Apple cider vinegar isn’t a magic ingredient
As you can see, there’s enough scientific evidence of the properties of apple cider vinegar. However, it isn’t a substitute for medical treatments and isn’t powerful enough on its own. You must adopt a healthy lifestyle and consult your doctor if you’re sick. Finally, keep in mind that this ingredient could interact with medication.
All cited sources were thoroughly reviewed by our team to ensure their quality, reliability, currency, and validity. The bibliography of this article was considered reliable and of academic or scientific accuracy.
- Ho CW, Lazim AM, Fazry S, Zaki UKHH, Lim SJ. Varieties, production, composition and health benefits of vinegars: A review. Food Chem. 2017;221:1621-1630. doi:10.1016/j.foodchem.2016.10.128
- Entani E, Asai M, Tsujihata S, Tsukamoto Y, Ohta M. Antibacterial action of vinegar against food-borne pathogenic bacteria including Escherichia coli O157:H7. J Food Prot. 1998;61(8):953-959. doi:10.4315/0362-028x-61.8.953

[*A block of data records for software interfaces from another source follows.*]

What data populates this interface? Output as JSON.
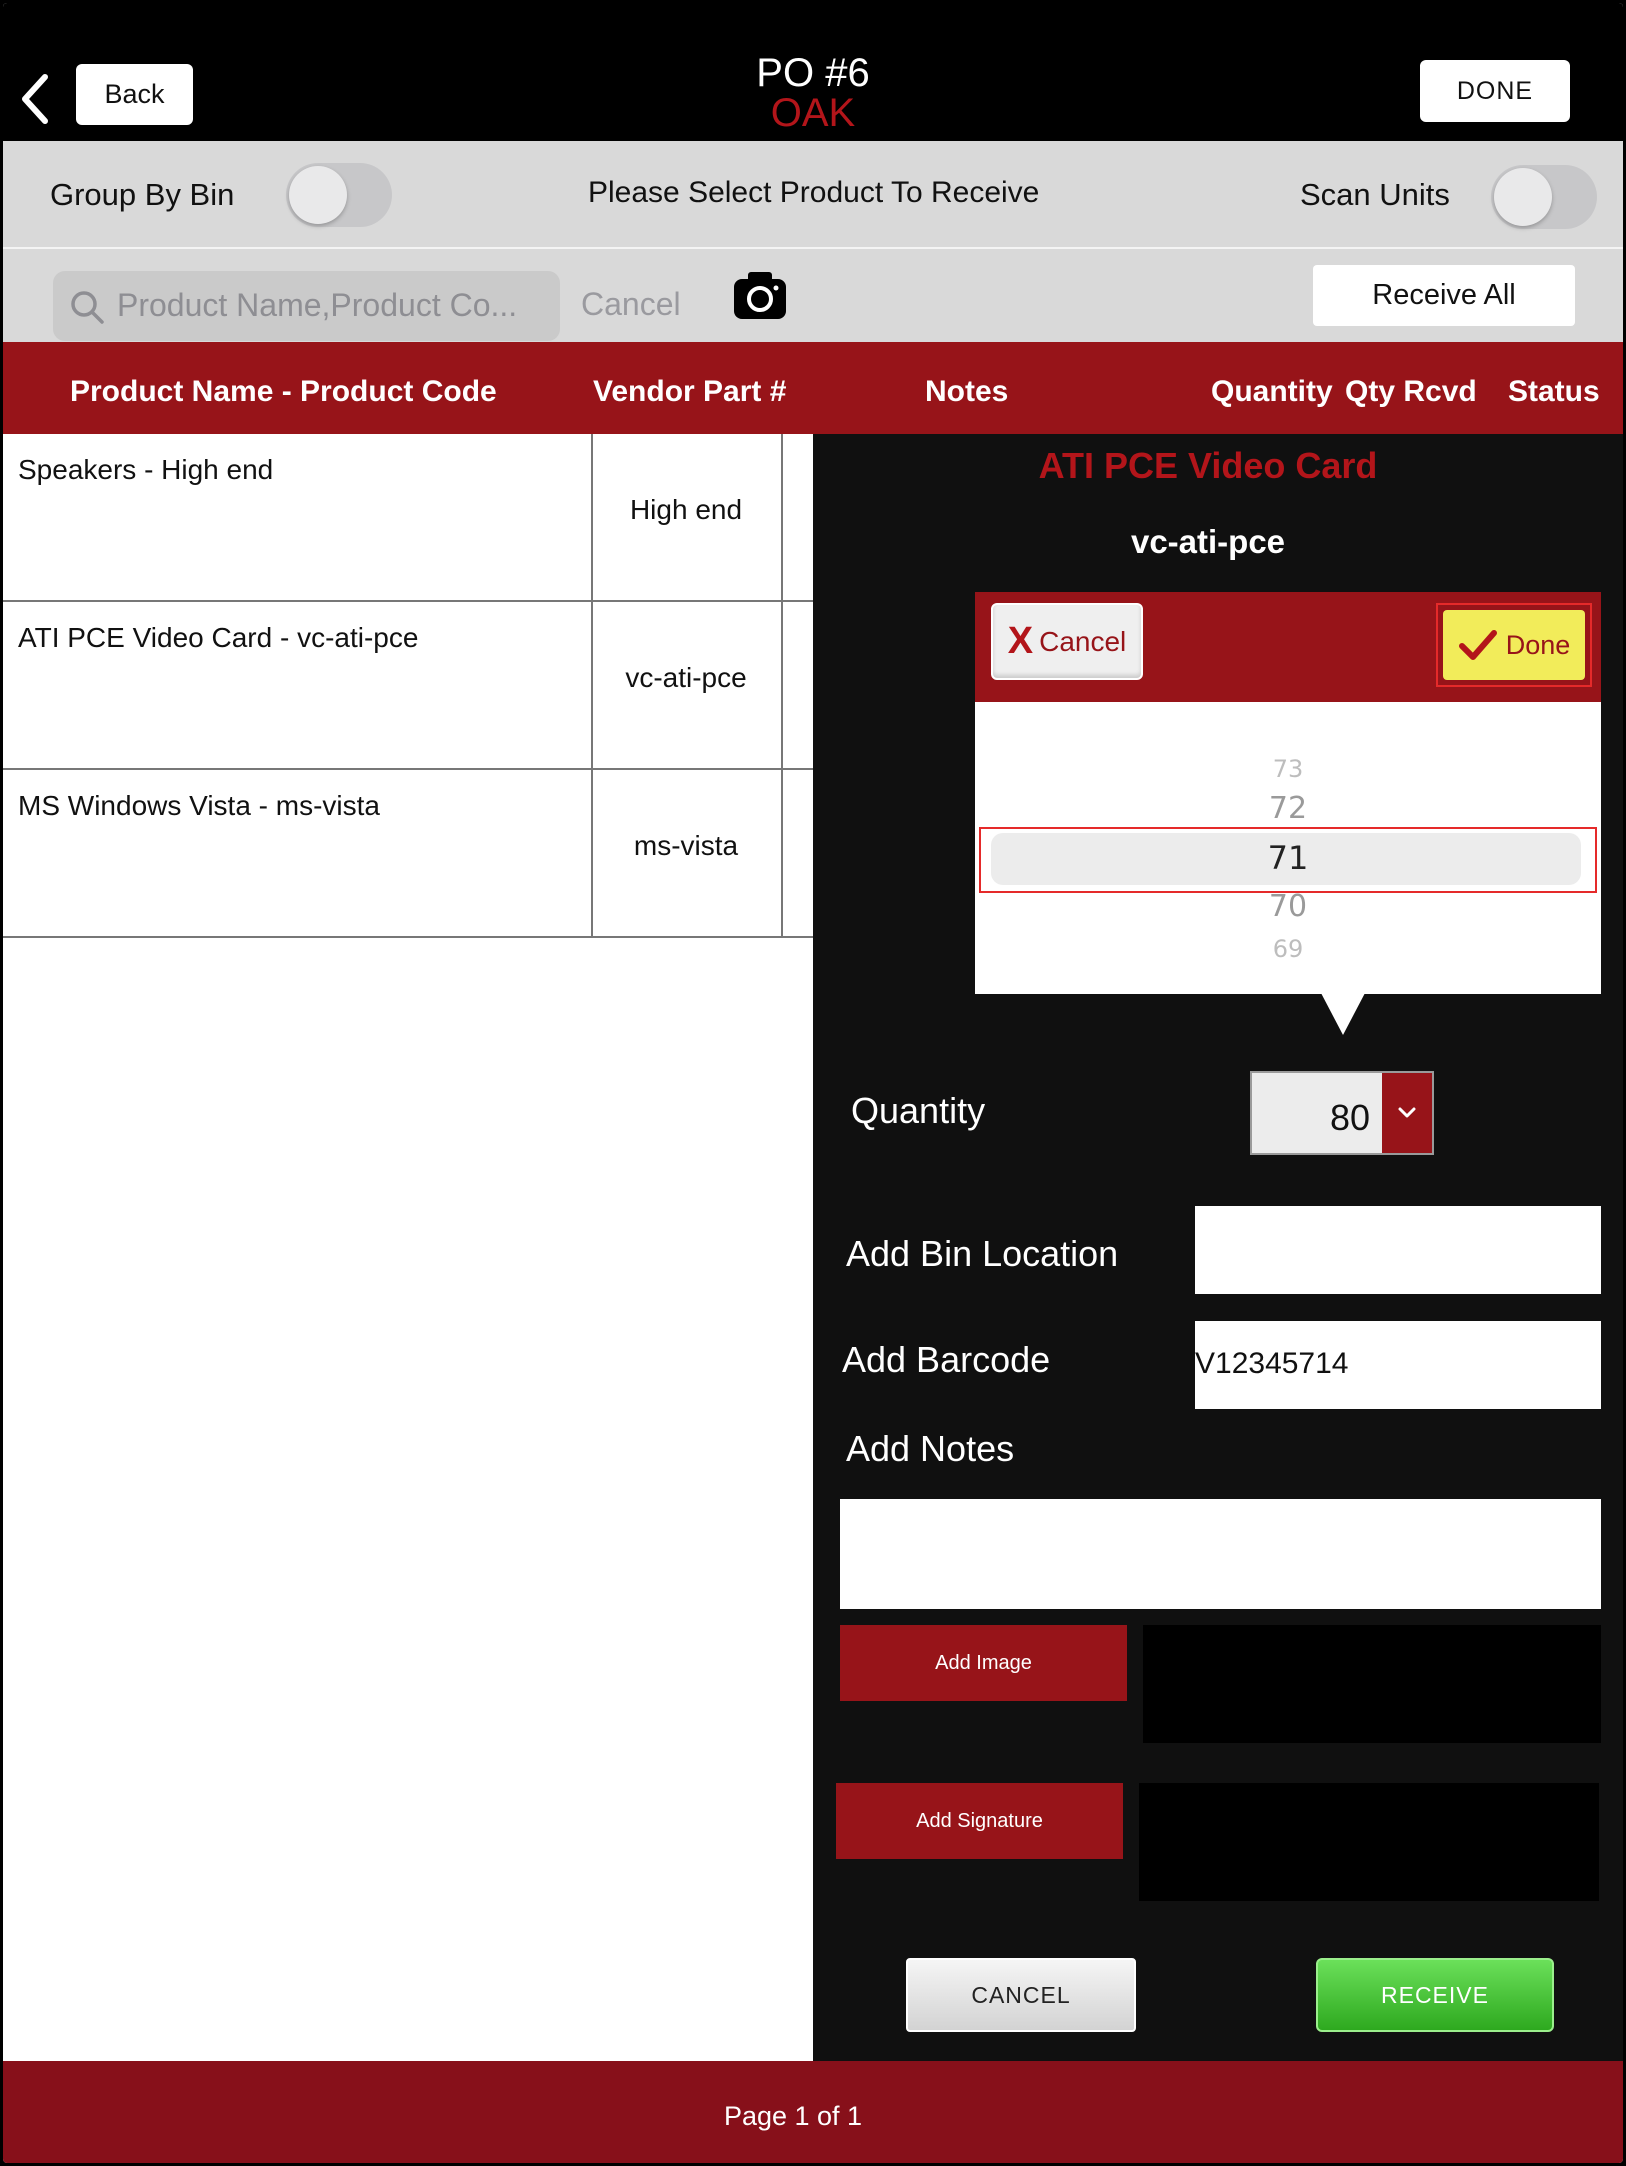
{
  "header": {
    "back_label": "Back",
    "title": "PO #6",
    "subtitle": "OAK",
    "done_label": "DONE"
  },
  "toolbar": {
    "group_by_bin_label": "Group By Bin",
    "group_by_bin_on": false,
    "prompt": "Please Select Product To Receive",
    "scan_units_label": "Scan Units",
    "scan_units_on": false,
    "search_placeholder": "Product Name,Product Co...",
    "search_cancel": "Cancel",
    "receive_all_label": "Receive All"
  },
  "table": {
    "headers": {
      "product": "Product Name - Product Code",
      "vendor_part": "Vendor Part #",
      "notes": "Notes",
      "quantity": "Quantity",
      "qty_rcvd": "Qty Rcvd",
      "status": "Status"
    },
    "rows": [
      {
        "name": "Speakers - High end",
        "vendor_part": "High end"
      },
      {
        "name": "ATI PCE Video Card - vc-ati-pce",
        "vendor_part": "vc-ati-pce"
      },
      {
        "name": "MS Windows Vista - ms-vista",
        "vendor_part": "ms-vista"
      }
    ]
  },
  "panel": {
    "product_title": "ATI PCE Video Card",
    "product_code": "vc-ati-pce",
    "picker": {
      "cancel_label": "Cancel",
      "done_label": "Done",
      "values": [
        "73",
        "72",
        "71",
        "70",
        "69"
      ],
      "selected": "71"
    },
    "quantity_label": "Quantity",
    "quantity_value": "80",
    "bin_label": "Add Bin Location",
    "bin_value": "",
    "barcode_label": "Add Barcode",
    "barcode_value": "V12345714",
    "notes_label": "Add Notes",
    "notes_value": "",
    "add_image_label": "Add Image",
    "add_signature_label": "Add Signature",
    "cancel_label": "CANCEL",
    "receive_label": "RECEIVE"
  },
  "footer": {
    "page_label": "Page 1 of 1"
  },
  "colors": {
    "brand_red": "#971419",
    "title_red": "#b3151a",
    "highlight_yellow": "#f2ec5a",
    "receive_green": "#3dbb2b"
  }
}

- Yagnik D, Serafin V, J Shah A. Antimicrobial activity of apple cider vinegar against Escherichia coli, Staphylococcus aureus and Candida albicans; downregulating cytokine and microbial protein expression. Sci Rep. 2018;8(1):1732. Published 2018 Jan 29. doi:10.1038/s41598-017-18618-x
Johnston, C. S., Kim, C. M., & Buller, A. J. (2003). Vinegar Improves Insulin Sensitivity to a High-Carbohydrate Meal in Subjects With Insulin Resistance or Type 2 Diabetes. Diabetes Care, 27(1), 281–282. https://doi.org/10.2337/diacare.27.1.281
Lim J, Henry CJ, Haldar S. Vinegar as a functional ingredient to improve postprandial glycemic control-human intervention findings and molecular mechanisms. Mol Nutr Food Res. 2016;60(8):1837-1849. doi:10.1002/mnfr.201600121
Brighenti F, Castellani G, Benini L, et al. Effect of neutralized and native vinegar on blood glucose and acetate responses to a mixed meal in healthy subjects. Eur J Clin Nutr. 1995;49(4):242-247.
Halima BH, Sonia G, Sarra K, Houda BJ, Fethi BS, Abdallah A. Apple Cider Vinegar Attenuates Oxidative Stress and Reduces the Risk of Obesity in High-Fat-Fed Male Wistar Rats. J Med Food. 2018;21(1):70-80. doi:10.1089/jmf.2017.0039
Na L, Chu X, Jiang S, et al. Vinegar decreases blood pressure by down-regulating AT1R expression via the AMPK/PGC-1α/PPARγ pathway in spontaneously hypertensive rats. Eur J Nutr. 2016;55(3):1245-1253. doi:10.1007/s00394-015-0937-7